──────── RECORD EXTRACTS ────────

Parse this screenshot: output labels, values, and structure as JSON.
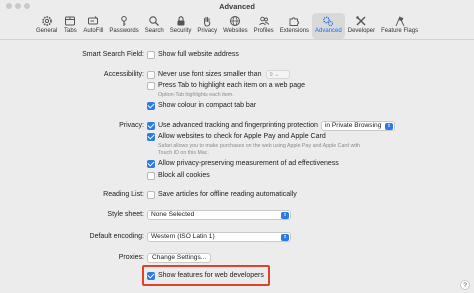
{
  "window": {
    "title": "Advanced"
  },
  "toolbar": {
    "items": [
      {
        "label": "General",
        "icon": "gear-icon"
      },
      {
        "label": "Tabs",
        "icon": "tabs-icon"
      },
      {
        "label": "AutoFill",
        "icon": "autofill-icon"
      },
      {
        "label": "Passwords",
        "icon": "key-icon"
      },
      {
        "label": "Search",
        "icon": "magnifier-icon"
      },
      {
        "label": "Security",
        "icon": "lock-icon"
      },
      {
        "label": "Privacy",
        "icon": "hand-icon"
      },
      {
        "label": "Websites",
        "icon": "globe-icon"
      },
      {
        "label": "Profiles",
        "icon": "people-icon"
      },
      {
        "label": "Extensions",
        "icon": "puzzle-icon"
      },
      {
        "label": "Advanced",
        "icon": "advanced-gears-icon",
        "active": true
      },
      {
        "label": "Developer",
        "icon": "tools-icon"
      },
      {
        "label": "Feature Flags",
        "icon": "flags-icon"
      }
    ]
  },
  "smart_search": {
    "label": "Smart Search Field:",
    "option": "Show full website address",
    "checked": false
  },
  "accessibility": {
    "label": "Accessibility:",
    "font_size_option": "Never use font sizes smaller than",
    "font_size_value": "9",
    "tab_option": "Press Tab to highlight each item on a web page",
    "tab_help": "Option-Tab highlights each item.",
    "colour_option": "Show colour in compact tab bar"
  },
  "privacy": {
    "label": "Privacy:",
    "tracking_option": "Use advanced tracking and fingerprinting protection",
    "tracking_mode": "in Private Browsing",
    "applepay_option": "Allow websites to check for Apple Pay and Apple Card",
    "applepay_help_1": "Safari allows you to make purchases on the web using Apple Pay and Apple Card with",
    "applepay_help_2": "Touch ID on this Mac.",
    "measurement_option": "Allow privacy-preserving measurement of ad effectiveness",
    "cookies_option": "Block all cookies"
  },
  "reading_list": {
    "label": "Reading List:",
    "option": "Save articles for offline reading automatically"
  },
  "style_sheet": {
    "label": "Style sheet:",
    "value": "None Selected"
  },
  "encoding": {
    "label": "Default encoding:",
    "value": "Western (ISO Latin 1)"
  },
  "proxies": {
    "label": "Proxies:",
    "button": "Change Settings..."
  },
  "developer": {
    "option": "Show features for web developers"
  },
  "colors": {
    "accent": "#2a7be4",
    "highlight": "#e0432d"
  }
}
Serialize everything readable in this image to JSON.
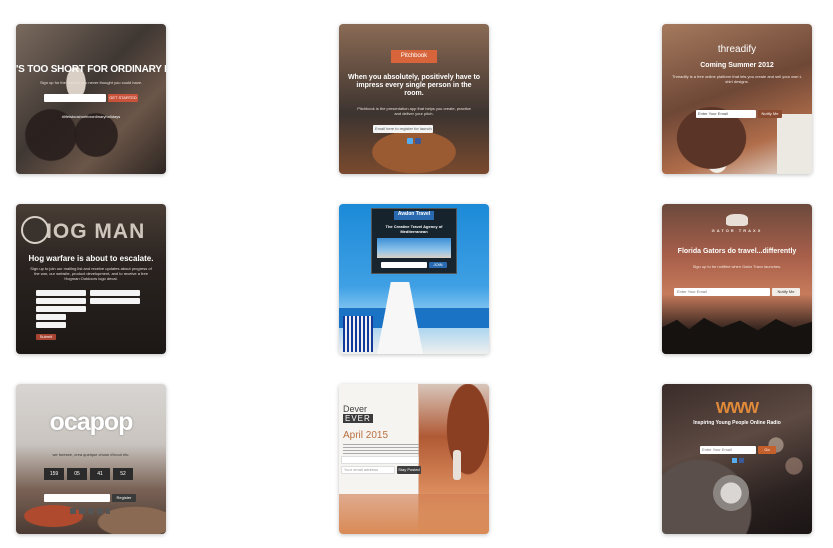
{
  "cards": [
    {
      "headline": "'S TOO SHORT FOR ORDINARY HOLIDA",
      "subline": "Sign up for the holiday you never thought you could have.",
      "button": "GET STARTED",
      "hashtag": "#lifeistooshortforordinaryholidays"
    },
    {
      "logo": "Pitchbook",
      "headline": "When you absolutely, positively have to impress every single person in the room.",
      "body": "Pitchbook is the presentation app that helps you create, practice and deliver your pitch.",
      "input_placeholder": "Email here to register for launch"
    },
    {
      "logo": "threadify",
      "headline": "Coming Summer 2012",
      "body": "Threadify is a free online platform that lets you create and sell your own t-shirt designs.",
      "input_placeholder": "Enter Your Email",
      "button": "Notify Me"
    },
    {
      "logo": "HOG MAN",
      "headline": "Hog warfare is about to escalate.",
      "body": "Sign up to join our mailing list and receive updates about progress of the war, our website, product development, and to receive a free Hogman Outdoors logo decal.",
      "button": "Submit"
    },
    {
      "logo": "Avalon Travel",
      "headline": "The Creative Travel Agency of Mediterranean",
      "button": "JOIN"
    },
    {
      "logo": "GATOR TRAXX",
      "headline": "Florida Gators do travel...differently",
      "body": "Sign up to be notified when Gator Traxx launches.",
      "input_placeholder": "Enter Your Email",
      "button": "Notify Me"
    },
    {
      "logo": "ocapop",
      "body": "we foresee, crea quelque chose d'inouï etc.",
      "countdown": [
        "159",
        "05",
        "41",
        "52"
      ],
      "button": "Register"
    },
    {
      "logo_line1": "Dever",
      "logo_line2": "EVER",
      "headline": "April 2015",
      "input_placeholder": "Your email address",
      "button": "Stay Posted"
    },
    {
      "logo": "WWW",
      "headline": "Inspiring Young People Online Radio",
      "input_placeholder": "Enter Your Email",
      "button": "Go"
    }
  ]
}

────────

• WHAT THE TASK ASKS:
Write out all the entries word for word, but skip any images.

• RESULT FOR THIS TASK:
Parse this screenshot: output labels, values, and structure as JSON.
{
  "window": {
    "title": "Advanced"
  },
  "toolbar": {
    "items": [
      {
        "label": "General",
        "icon": "gear-icon"
      },
      {
        "label": "Tabs",
        "icon": "tabs-icon"
      },
      {
        "label": "AutoFill",
        "icon": "autofill-icon"
      },
      {
        "label": "Passwords",
        "icon": "key-icon"
      },
      {
        "label": "Search",
        "icon": "magnifier-icon"
      },
      {
        "label": "Security",
        "icon": "lock-icon"
      },
      {
        "label": "Privacy",
        "icon": "hand-icon"
      },
      {
        "label": "Websites",
        "icon": "globe-icon"
      },
      {
        "label": "Profiles",
        "icon": "people-icon"
      },
      {
        "label": "Extensions",
        "icon": "puzzle-icon"
      },
      {
        "label": "Advanced",
        "icon": "advanced-gears-icon",
        "active": true
      },
      {
        "label": "Developer",
        "icon": "tools-icon"
      },
      {
        "label": "Feature Flags",
        "icon": "flags-icon"
      }
    ]
  },
  "smart_search": {
    "label": "Smart Search Field:",
    "option": "Show full website address",
    "checked": false
  },
  "accessibility": {
    "label": "Accessibility:",
    "font_size_option": "Never use font sizes smaller than",
    "font_size_value": "9",
    "tab_option": "Press Tab to highlight each item on a web page",
    "tab_help": "Option-Tab highlights each item.",
    "colour_option": "Show colour in compact tab bar"
  },
  "privacy": {
    "label": "Privacy:",
    "tracking_option": "Use advanced tracking and fingerprinting protection",
    "tracking_mode": "in Private Browsing",
    "applepay_option": "Allow websites to check for Apple Pay and Apple Card",
    "applepay_help_1": "Safari allows you to make purchases on the web using Apple Pay and Apple Card with",
    "applepay_help_2": "Touch ID on this Mac.",
    "measurement_option": "Allow privacy-preserving measurement of ad effectiveness",
    "cookies_option": "Block all cookies"
  },
  "reading_list": {
    "label": "Reading List:",
    "option": "Save articles for offline reading automatically"
  },
  "style_sheet": {
    "label": "Style sheet:",
    "value": "None Selected"
  },
  "encoding": {
    "label": "Default encoding:",
    "value": "Western (ISO Latin 1)"
  },
  "proxies": {
    "label": "Proxies:",
    "button": "Change Settings..."
  },
  "developer": {
    "option": "Show features for web developers"
  },
  "colors": {
    "accent": "#2a7be4",
    "highlight": "#e0432d"
  }
}
Serialize everything readable in this image to JSON.
{
  "cards": [
    {
      "headline": "'S TOO SHORT FOR ORDINARY HOLIDA",
      "subline": "Sign up for the holiday you never thought you could have.",
      "button": "GET STARTED",
      "hashtag": "#lifeistooshortforordinaryholidays"
    },
    {
      "logo": "Pitchbook",
      "headline": "When you absolutely, positively have to impress every single person in the room.",
      "body": "Pitchbook is the presentation app that helps you create, practice and deliver your pitch.",
      "input_placeholder": "Email here to register for launch"
    },
    {
      "logo": "threadify",
      "headline": "Coming Summer 2012",
      "body": "Threadify is a free online platform that lets you create and sell your own t-shirt designs.",
      "input_placeholder": "Enter Your Email",
      "button": "Notify Me"
    },
    {
      "logo": "HOG MAN",
      "headline": "Hog warfare is about to escalate.",
      "body": "Sign up to join our mailing list and receive updates about progress of the war, our website, product development, and to receive a free Hogman Outdoors logo decal.",
      "button": "Submit"
    },
    {
      "logo": "Avalon Travel",
      "headline": "The Creative Travel Agency of Mediterranean",
      "button": "JOIN"
    },
    {
      "logo": "GATOR TRAXX",
      "headline": "Florida Gators do travel...differently",
      "body": "Sign up to be notified when Gator Traxx launches.",
      "input_placeholder": "Enter Your Email",
      "button": "Notify Me"
    },
    {
      "logo": "ocapop",
      "body": "we foresee, crea quelque chose d'inouï etc.",
      "countdown": [
        "159",
        "05",
        "41",
        "52"
      ],
      "button": "Register"
    },
    {
      "logo_line1": "Dever",
      "logo_line2": "EVER",
      "headline": "April 2015",
      "input_placeholder": "Your email address",
      "button": "Stay Posted"
    },
    {
      "logo": "WWW",
      "headline": "Inspiring Young People Online Radio",
      "input_placeholder": "Enter Your Email",
      "button": "Go"
    }
  ]
}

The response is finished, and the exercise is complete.